“The Ford parted the weeds and wildflowers and set off bumblebees and butterflies and soggy grasshoppers and dragonflies, which his mother used to call snake doctors. The tractor threw its long shadow toward the far fence and he turned and began to circle the field, the privet cut back along the bob wire, the trees tall and lush, the south end still shaded and dewy and cool. He bush-hogged twice a month from March to July, but when the fall wildflowers came he let them grow. Migrating hummingbirds passed through in September, hovering around the blue salvia, which they seemed to love, chasing one another away from the blooms.”

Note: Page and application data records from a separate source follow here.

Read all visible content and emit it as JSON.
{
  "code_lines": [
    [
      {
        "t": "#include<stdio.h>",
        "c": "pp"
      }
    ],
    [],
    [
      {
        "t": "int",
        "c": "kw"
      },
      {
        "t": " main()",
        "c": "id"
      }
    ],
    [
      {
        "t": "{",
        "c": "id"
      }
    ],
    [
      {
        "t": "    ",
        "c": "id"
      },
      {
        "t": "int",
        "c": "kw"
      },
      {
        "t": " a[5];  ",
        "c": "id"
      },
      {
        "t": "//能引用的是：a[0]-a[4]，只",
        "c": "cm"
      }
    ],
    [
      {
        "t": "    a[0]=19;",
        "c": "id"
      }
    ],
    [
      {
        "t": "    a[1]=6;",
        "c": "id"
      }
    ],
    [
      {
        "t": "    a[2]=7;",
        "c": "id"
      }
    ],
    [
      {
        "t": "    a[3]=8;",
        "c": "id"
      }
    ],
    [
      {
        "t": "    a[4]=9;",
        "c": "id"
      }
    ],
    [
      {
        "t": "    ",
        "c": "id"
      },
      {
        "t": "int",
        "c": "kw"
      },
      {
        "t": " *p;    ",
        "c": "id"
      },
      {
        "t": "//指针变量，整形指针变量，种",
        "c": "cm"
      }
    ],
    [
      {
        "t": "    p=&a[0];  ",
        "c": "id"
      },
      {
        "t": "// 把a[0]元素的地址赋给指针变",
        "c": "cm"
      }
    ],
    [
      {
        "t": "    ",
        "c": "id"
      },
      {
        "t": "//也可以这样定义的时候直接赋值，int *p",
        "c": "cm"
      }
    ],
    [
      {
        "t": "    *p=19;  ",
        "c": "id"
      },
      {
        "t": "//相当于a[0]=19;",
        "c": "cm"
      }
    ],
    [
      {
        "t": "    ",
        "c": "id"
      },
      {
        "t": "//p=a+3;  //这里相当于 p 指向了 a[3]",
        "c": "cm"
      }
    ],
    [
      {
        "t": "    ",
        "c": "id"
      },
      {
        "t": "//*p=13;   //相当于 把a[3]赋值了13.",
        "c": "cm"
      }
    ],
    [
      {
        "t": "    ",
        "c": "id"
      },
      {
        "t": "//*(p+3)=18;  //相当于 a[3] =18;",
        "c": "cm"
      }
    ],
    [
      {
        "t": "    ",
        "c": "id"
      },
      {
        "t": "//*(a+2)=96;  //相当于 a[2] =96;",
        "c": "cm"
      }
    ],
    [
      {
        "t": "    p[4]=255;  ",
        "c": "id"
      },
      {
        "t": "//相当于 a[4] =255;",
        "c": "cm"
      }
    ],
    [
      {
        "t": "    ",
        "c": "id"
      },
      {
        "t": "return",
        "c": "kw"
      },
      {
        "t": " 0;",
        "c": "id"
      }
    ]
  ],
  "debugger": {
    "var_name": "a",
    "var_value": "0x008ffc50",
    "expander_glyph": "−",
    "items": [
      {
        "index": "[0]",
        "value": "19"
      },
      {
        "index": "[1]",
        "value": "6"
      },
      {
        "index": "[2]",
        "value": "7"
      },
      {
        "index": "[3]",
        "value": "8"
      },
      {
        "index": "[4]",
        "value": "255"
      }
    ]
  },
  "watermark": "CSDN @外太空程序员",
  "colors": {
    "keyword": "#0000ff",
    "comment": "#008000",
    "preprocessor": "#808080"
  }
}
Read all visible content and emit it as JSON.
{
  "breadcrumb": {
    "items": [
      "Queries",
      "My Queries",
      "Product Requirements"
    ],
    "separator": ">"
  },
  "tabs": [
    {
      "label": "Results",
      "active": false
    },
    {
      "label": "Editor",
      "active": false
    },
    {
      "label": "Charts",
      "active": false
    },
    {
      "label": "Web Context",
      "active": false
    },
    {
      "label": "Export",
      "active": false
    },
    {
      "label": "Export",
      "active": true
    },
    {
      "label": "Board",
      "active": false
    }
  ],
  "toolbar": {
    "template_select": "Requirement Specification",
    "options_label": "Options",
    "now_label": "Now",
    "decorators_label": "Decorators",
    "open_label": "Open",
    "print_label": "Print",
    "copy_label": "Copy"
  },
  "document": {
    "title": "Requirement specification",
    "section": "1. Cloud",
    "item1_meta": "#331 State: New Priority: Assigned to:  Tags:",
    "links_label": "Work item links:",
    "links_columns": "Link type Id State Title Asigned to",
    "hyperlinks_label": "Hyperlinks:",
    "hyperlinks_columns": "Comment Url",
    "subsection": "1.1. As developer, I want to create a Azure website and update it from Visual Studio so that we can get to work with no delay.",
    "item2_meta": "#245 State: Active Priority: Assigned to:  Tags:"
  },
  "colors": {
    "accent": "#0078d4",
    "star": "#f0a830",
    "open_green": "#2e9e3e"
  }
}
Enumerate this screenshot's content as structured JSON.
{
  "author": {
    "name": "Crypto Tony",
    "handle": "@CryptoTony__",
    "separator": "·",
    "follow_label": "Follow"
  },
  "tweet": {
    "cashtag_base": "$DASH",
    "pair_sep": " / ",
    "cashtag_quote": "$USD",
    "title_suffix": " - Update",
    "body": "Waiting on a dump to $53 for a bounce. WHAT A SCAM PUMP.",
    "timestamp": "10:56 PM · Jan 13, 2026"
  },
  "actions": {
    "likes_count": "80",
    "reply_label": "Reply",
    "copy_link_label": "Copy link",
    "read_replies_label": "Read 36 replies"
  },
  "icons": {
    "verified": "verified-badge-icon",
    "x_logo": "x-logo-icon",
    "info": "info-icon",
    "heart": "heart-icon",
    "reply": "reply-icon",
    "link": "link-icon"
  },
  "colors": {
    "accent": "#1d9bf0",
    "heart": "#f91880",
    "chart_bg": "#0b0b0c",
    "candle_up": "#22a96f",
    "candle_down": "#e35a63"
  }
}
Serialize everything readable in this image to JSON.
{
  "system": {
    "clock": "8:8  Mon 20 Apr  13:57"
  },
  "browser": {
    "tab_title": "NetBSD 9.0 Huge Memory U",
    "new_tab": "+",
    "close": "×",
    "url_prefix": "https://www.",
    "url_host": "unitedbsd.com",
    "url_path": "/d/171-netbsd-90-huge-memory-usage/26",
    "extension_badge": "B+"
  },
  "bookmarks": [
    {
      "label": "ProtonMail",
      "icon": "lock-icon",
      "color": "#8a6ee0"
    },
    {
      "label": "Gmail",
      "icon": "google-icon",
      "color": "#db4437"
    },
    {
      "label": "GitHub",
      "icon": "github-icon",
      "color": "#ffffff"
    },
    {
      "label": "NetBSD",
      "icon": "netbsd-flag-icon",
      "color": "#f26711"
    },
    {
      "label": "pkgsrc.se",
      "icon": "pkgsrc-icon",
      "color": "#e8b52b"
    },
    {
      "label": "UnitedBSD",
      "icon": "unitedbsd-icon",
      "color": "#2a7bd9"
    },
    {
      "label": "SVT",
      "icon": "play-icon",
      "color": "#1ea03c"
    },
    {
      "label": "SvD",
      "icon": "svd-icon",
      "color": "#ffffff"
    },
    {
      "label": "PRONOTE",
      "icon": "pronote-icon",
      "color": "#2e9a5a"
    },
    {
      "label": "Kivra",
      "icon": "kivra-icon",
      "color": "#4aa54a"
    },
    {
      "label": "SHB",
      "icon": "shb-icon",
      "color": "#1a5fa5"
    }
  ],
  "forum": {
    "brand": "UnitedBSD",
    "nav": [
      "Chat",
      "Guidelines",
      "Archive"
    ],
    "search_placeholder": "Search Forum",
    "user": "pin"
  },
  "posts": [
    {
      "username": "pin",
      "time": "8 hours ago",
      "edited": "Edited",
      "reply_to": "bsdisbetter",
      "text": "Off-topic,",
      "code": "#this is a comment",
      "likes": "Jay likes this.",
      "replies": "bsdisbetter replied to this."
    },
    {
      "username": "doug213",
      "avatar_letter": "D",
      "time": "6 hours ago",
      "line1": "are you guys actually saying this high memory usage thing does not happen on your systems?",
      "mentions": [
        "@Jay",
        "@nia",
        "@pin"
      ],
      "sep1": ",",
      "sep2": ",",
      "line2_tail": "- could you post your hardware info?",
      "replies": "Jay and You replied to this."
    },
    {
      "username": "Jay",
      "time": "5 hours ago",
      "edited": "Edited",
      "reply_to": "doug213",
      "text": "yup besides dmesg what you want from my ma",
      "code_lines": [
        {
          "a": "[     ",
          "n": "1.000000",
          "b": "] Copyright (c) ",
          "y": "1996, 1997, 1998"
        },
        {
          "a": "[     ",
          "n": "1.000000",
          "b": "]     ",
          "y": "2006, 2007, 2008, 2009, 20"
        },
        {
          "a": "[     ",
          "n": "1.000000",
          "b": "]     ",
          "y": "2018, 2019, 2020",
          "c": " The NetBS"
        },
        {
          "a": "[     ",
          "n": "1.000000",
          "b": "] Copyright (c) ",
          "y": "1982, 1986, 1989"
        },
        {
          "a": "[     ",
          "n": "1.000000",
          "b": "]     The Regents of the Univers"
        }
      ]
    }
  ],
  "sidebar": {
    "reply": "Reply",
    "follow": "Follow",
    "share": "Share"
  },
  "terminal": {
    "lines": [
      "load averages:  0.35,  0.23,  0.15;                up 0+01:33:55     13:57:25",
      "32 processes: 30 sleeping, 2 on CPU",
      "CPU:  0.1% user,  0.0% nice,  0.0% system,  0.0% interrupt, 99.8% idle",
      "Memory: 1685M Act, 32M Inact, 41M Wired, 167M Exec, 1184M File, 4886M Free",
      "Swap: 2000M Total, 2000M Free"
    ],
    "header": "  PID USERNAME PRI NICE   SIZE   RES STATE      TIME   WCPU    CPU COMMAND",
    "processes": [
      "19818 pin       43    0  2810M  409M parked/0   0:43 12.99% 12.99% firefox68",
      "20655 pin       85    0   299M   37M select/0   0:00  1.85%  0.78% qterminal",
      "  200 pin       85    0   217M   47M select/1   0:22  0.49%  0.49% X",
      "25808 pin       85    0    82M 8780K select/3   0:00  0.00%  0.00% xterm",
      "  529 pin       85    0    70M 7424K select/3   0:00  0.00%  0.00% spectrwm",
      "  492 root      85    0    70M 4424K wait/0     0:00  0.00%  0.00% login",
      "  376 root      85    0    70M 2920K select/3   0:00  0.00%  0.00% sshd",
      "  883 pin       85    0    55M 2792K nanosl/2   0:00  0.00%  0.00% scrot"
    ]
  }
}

And then there are all the cultural elements so integral the plot you couldn’t separate them out and keep the same meaning: food fried in bacon grease, coca cola, kudzu, cottonmouth snakes, catfish, drinking, racism and tolerance, chickens and blue jeans and drive-ins and gators, and “country dark nights” when you could walk in the woods “where the treetops stitched out the stars.” There are drunken fathers, quietly suffering mothers, cruel kids and oblivious teachers. But there is also humor, nuance, friendship, sacrifice, wisdom, and love.
This book has beautiful prose, and a page-turning story. I can’t really identify its genre: it could be literary fiction, or suspense, or racial-conflict, or all of the above. But it’s very well-crafted, and memorable, and I highly recommend this selection of the Southern Indie Booksellers for its list of Fall 2010 Okra Picks — “great southern books, fresh off the vine.”
Published by William Morrow, 2010
Barry Award Nominee for Best Novel (2011)
Anthony Award Nominee for Best Novel (2011)
Hammett Prize Nominee (2010)
Romantic Times Reviewers’ Choice Award for Best Contemporary Mystery (2010)
Los Angeles Times Book Prize for Mystery/Thriller (2010)
Edgar Award Nominee for Best Novel (2011)
Willie Morris Award (2010)
CWA Gold Dagger Award (2011)
Alabama Author Award – Fiction (2011)